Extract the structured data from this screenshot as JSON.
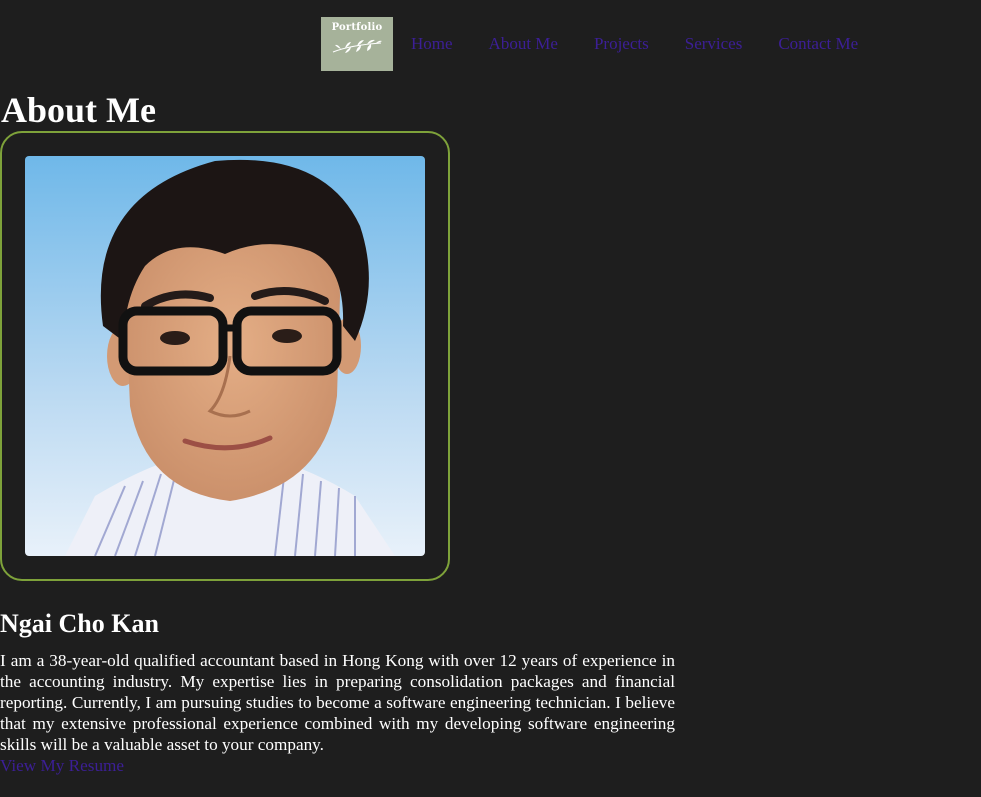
{
  "nav": {
    "logo_text": "Portfolio",
    "links": [
      {
        "label": "Home"
      },
      {
        "label": "About Me"
      },
      {
        "label": "Projects"
      },
      {
        "label": "Services"
      },
      {
        "label": "Contact Me"
      }
    ]
  },
  "about": {
    "title": "About Me",
    "name": "Ngai Cho Kan",
    "bio": "I am a 38-year-old qualified accountant based in Hong Kong with over 12 years of experience in the accounting industry. My expertise lies in preparing consolidation packages and financial reporting. Currently, I am pursuing studies to become a software engineering technician. I believe that my extensive professional experience combined with my developing software engineering skills will be a valuable asset to your company.",
    "resume_link": "View My Resume"
  },
  "colors": {
    "background": "#1e1e1e",
    "link": "#3c1f96",
    "frame_border": "#7ea23a",
    "logo_bg": "#a6b29a"
  },
  "icons": [
    "leaf-branch-icon"
  ]
}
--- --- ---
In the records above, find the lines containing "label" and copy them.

- _EXPECTED OUTPUT_
        "label": "Home"
        "label": "About Me"
        "label": "Projects"
        "label": "Services"
        "label": "Contact Me"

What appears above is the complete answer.